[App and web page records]
*** Block opens ***

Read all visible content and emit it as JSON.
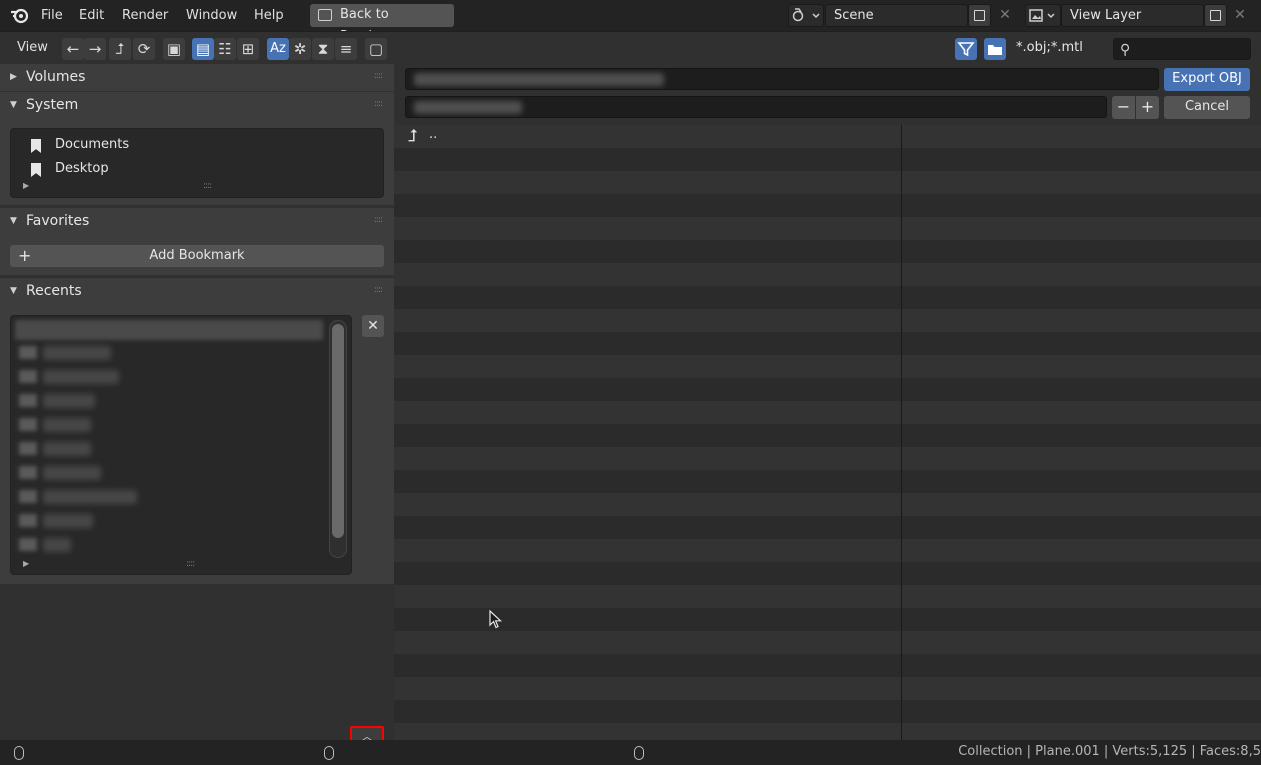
{
  "menubar": {
    "items": [
      "File",
      "Edit",
      "Render",
      "Window",
      "Help"
    ],
    "back_button": "Back to Previous",
    "scene": "Scene",
    "view_layer": "View Layer"
  },
  "toolbar": {
    "view_label": "View",
    "filter_text": "*.obj;*.mtl",
    "search_placeholder": "",
    "sort_label": "Az"
  },
  "sidebar": {
    "sections": {
      "volumes": "Volumes",
      "system": "System",
      "favorites": "Favorites",
      "recents": "Recents"
    },
    "system_items": [
      "Documents",
      "Desktop"
    ],
    "add_bookmark": "Add Bookmark"
  },
  "main": {
    "export_button": "Export OBJ",
    "cancel_button": "Cancel",
    "parent_dir": ".."
  },
  "status": {
    "text": "Collection | Plane.001 | Verts:5,125 | Faces:8,5"
  },
  "colors": {
    "accent": "#4772b3",
    "highlight_box": "#ff0000"
  }
}
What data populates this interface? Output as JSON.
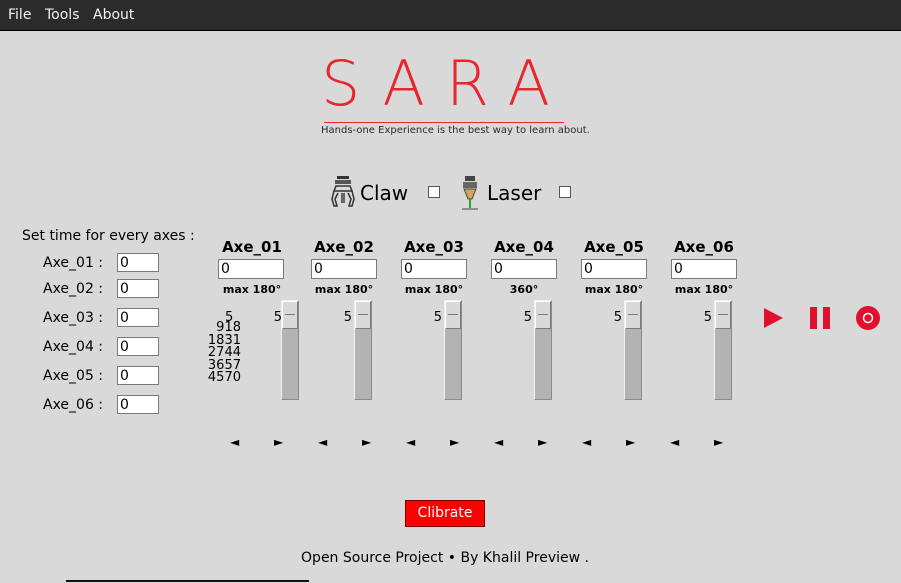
{
  "menu": [
    "File",
    "Tools",
    "About"
  ],
  "logo": {
    "title": "SARA",
    "subtitle": "Hands-one Experience is the best way to learn about."
  },
  "tools": {
    "claw_label": "Claw",
    "laser_label": "Laser"
  },
  "time_panel": {
    "title": "Set time for every axes :",
    "rows": [
      {
        "label": "Axe_01 :",
        "value": "0"
      },
      {
        "label": "Axe_02 :",
        "value": "0"
      },
      {
        "label": "Axe_03 :",
        "value": "0"
      },
      {
        "label": "Axe_04 :",
        "value": "0"
      },
      {
        "label": "Axe_05 :",
        "value": "0"
      },
      {
        "label": "Axe_06 :",
        "value": "0"
      }
    ]
  },
  "axes": [
    {
      "name": "Axe_01",
      "input": "0",
      "max": "max 180°",
      "value": "5"
    },
    {
      "name": "Axe_02",
      "input": "0",
      "max": "max 180°",
      "value": "5"
    },
    {
      "name": "Axe_03",
      "input": "0",
      "max": "max 180°",
      "value": "5"
    },
    {
      "name": "Axe_04",
      "input": "0",
      "max": "360°",
      "value": "5"
    },
    {
      "name": "Axe_05",
      "input": "0",
      "max": "max 180°",
      "value": "5"
    },
    {
      "name": "Axe_06",
      "input": "0",
      "max": "max 180°",
      "value": "5"
    }
  ],
  "scale_ticks": [
    "5",
    "918",
    "1831",
    "2744",
    "3657",
    "4570"
  ],
  "arrows": {
    "left": "◄",
    "right": "►"
  },
  "calibrate_label": "Clibrate",
  "footer": "Open Source Project • By Khalil Preview .",
  "colors": {
    "accent": "#e8262b",
    "control": "#e0102e",
    "calibrate": "#ff0000"
  }
}
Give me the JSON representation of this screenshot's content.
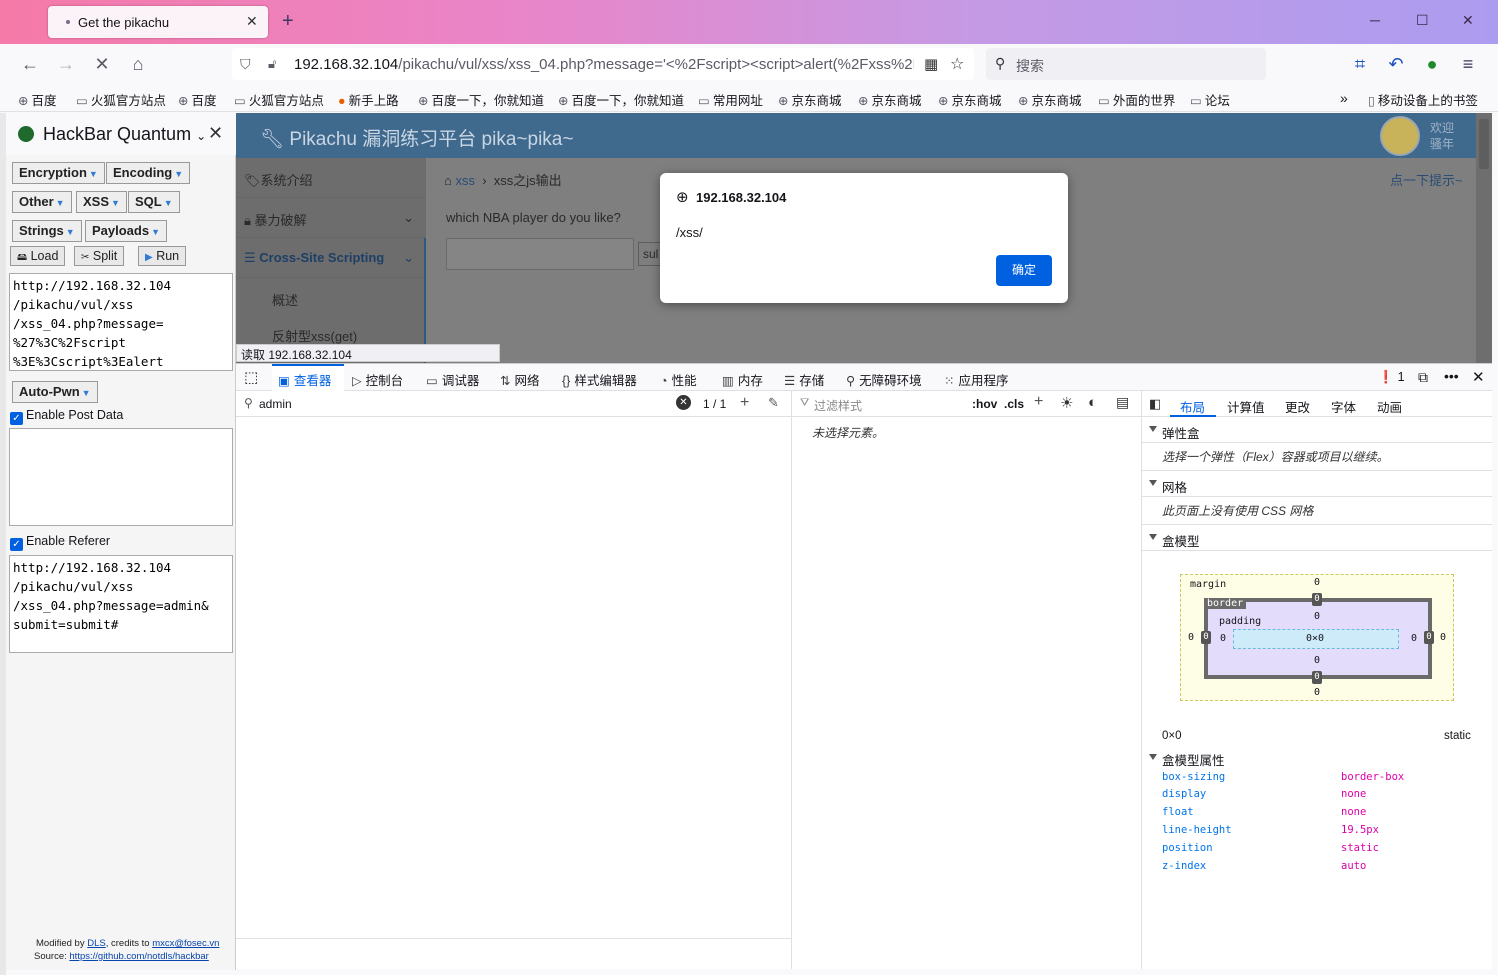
{
  "browser": {
    "tab_title": "Get the pikachu",
    "url_host": "192.168.32.104",
    "url_path": "/pikachu/vul/xss/xss_04.php?message='<%2Fscript><script>alert(%2Fxss%2F)",
    "search_placeholder": "搜索"
  },
  "bookmarks": [
    {
      "label": "百度"
    },
    {
      "label": "火狐官方站点"
    },
    {
      "label": "百度"
    },
    {
      "label": "火狐官方站点"
    },
    {
      "label": "新手上路"
    },
    {
      "label": "百度一下，你就知道"
    },
    {
      "label": "百度一下，你就知道"
    },
    {
      "label": "常用网址"
    },
    {
      "label": "京东商城"
    },
    {
      "label": "京东商城"
    },
    {
      "label": "京东商城"
    },
    {
      "label": "京东商城"
    },
    {
      "label": "外面的世界"
    },
    {
      "label": "论坛"
    },
    {
      "label": "移动设备上的书签"
    }
  ],
  "hackbar": {
    "title": "HackBar Quantum",
    "menus": [
      "Encryption",
      "Encoding",
      "Other",
      "XSS",
      "SQL",
      "Strings",
      "Payloads"
    ],
    "load": "Load",
    "split": "Split",
    "run": "Run",
    "url_text": "http://192.168.32.104\n/pikachu/vul/xss\n/xss_04.php?message=\n%27%3C%2Fscript\n%3E%3Cscript%3Ealert",
    "auto_pwn": "Auto-Pwn",
    "enable_post": "Enable Post Data",
    "enable_referer": "Enable Referer",
    "referer_text": "http://192.168.32.104\n/pikachu/vul/xss\n/xss_04.php?message=admin&\nsubmit=submit#",
    "footer_modified": "Modified by",
    "footer_dls": "DLS",
    "footer_credits": ", credits to",
    "footer_mail": "mxcx@fosec.vn",
    "footer_source": "Source:",
    "footer_link": "https://github.com/notdls/hackbar"
  },
  "page": {
    "site_title": "Pikachu 漏洞练习平台 pika~pika~",
    "welcome": "欢迎",
    "welcome2": "骚年",
    "nav": [
      "系统介绍",
      "暴力破解",
      "Cross-Site Scripting",
      "概述",
      "反射型xss(get)"
    ],
    "breadcrumb_1": "xss",
    "breadcrumb_2": "xss之js输出",
    "hint": "点一下提示~",
    "question": "which NBA player do you like?",
    "submit": "sul"
  },
  "dialog": {
    "host": "192.168.32.104",
    "message": "/xss/",
    "ok": "确定"
  },
  "status": "读取 192.168.32.104",
  "devtools": {
    "tabs": [
      "查看器",
      "控制台",
      "调试器",
      "网络",
      "样式编辑器",
      "性能",
      "内存",
      "存储",
      "无障碍环境",
      "应用程序"
    ],
    "error_count": "1",
    "search_value": "admin",
    "search_count": "1 / 1",
    "filter_placeholder": "过滤样式",
    "hov": ":hov",
    "cls": ".cls",
    "no_element": "未选择元素。",
    "layout_tabs": [
      "布局",
      "计算值",
      "更改",
      "字体",
      "动画"
    ],
    "flex_title": "弹性盒",
    "flex_note": "选择一个弹性（Flex）容器或项目以继续。",
    "grid_title": "网格",
    "grid_note": "此页面上没有使用 CSS 网格",
    "box_title": "盒模型",
    "box_margin": "margin",
    "box_border": "border",
    "box_padding": "padding",
    "box_zero": "0",
    "box_content": "0×0",
    "size": "0×0",
    "position": "static",
    "props_title": "盒模型属性",
    "props": [
      {
        "name": "box-sizing",
        "value": "border-box"
      },
      {
        "name": "display",
        "value": "none"
      },
      {
        "name": "float",
        "value": "none"
      },
      {
        "name": "line-height",
        "value": "19.5px"
      },
      {
        "name": "position",
        "value": "static"
      },
      {
        "name": "z-index",
        "value": "auto"
      }
    ]
  },
  "colors": {
    "accent": "#0061e0",
    "page_header": "#40698e",
    "prop_name": "#0074e8",
    "prop_value": "#dd00a9"
  }
}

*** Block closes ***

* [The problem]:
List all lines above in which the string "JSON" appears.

* [Answer to the problem]:
Read all visible content and emit it as JSON.
What data populates this interface? Output as JSON.
Give me the JSON representation of this screenshot's content.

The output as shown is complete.